"There are certain double standards."
The topic of sanctions against Russian and Belarusian athletes will be high on the agenda when the IOC's executive board meets on Tuesday in Switzerland.
Shortly after Russia's invasion of Ukraine last year, the IOC called on sporting federations to ban athletes from Russia and its ally Belarus.
However, last month the IOC opened up the possibility of athletes from the nations participating under a neutral flag in Paris.Guttsait said that for that to happen there must be "serious criteria" attached to validate the neutrality of any athletes allowed to compete.

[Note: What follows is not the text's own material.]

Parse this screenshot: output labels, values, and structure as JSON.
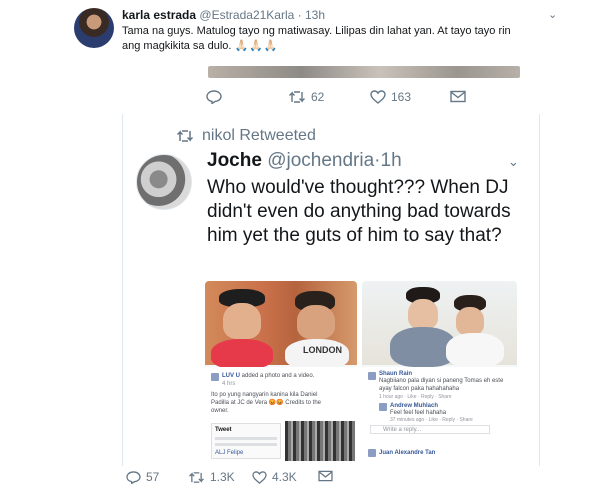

"They can't just say 'we are for peace' and that's it," said Guttsait, who is also the head of Ukraine's National Olympic Committee.
"If the criteria are very weak, then why was Russia suspended last year?

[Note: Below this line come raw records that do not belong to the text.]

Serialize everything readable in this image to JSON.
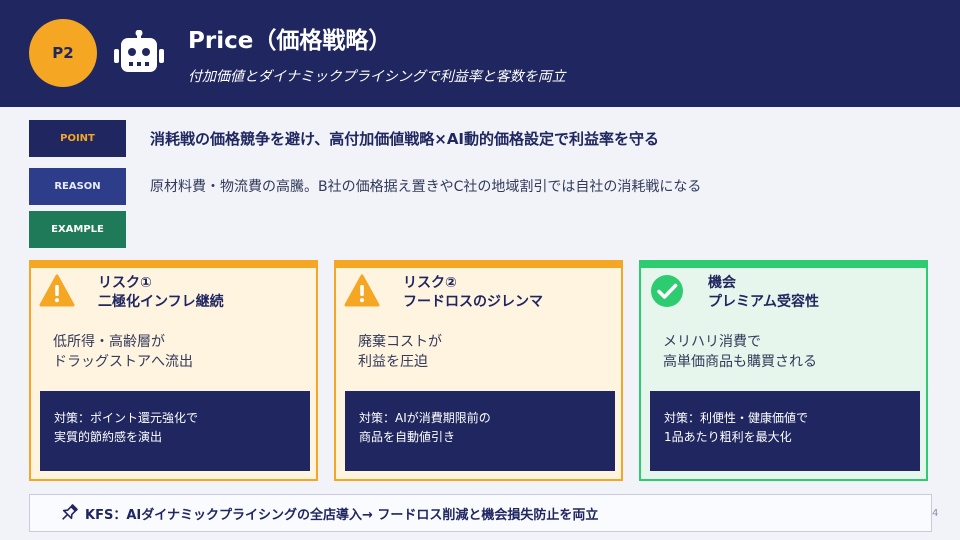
{
  "header": {
    "badge": "P2",
    "title": "Price（価格戦略）",
    "subtitle": "付加価値とダイナミックプライシングで利益率と客数を両立",
    "icon": "robot-icon"
  },
  "tags": {
    "point": "POINT",
    "reason": "REASON",
    "example": "EXAMPLE"
  },
  "point_text": "消耗戦の価格競争を避け、高付加価値戦略×AI動的価格設定で利益率を守る",
  "reason_text": "原材料費・物流費の高騰。B社の価格据え置きやC社の地域割引では自社の消耗戦になる",
  "cards": [
    {
      "icon": "warning-icon",
      "head1": "リスク①",
      "head2": "二極化インフレ継続",
      "body1": "低所得・高齢層が",
      "body2": "ドラッグストアへ流出",
      "note1": "対策：ポイント還元強化で",
      "note2": "実質的節約感を演出"
    },
    {
      "icon": "warning-icon",
      "head1": "リスク②",
      "head2": "フードロスのジレンマ",
      "body1": "廃棄コストが",
      "body2": "利益を圧迫",
      "note1": "対策：AIが消費期限前の",
      "note2": "商品を自動値引き"
    },
    {
      "icon": "check-icon",
      "head1": "機会",
      "head2": "プレミアム受容性",
      "body1": "メリハリ消費で",
      "body2": "高単価商品も購買される",
      "note1": "対策：利便性・健康価値で",
      "note2": "1品あたり粗利を最大化"
    }
  ],
  "kfs": {
    "icon": "pin-icon",
    "text": "KFS：AIダイナミックプライシングの全店導入→ フードロス削減と機会損失防止を両立"
  },
  "page_number": "4",
  "colors": {
    "navy": "#1f2660",
    "orange": "#f5a623",
    "green": "#2ecc71",
    "example_green": "#1e7a58"
  }
}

"The situation has only deteriorated. More Ukrainians are being killed and more Ukrainian territory is being occupied. There are air-raid alerts every day and our cities are being bombed and our people are being killed.
"We do not understand at all what was the reason for the IOC to start discussion about the lifting of the ban on Russian and Belarusian athletes."
Explaining its decision, the IOC said the Olympics "cannot prevent wars and conflicts" but the Games could "inspire us to solve problems by building bridges".
But Guttsait said it was impossible to separate politics and sport while his country was under attack.
"We have no life in Ukraine, we have no conditions for normal training and preparations for the Olympic Games," he added.
"At the same time, the Russians have all the conditions to practise and compete domestically. They sleep at night, and we don't."
The IOC is encouraging sports to allow Russian and Belarusian athletes to compete as neutrals, but it remains a decision for the individual federations.
On Thursday, World Athletics said it was keeping its ban in place.
World Athletics president Sebastian Coe said the sanction appears to be "the only peaceful way to disrupt and disable Russia's current intentions" and said Russia's actions over the past year had "only hardened" his "resolve" on this issue.
"I would like to thank Sebastian Coe, and the entire World Athletics Board for their support for Ukraine, understanding and solidarity with us not only in words but also in deeds," said Guttsait.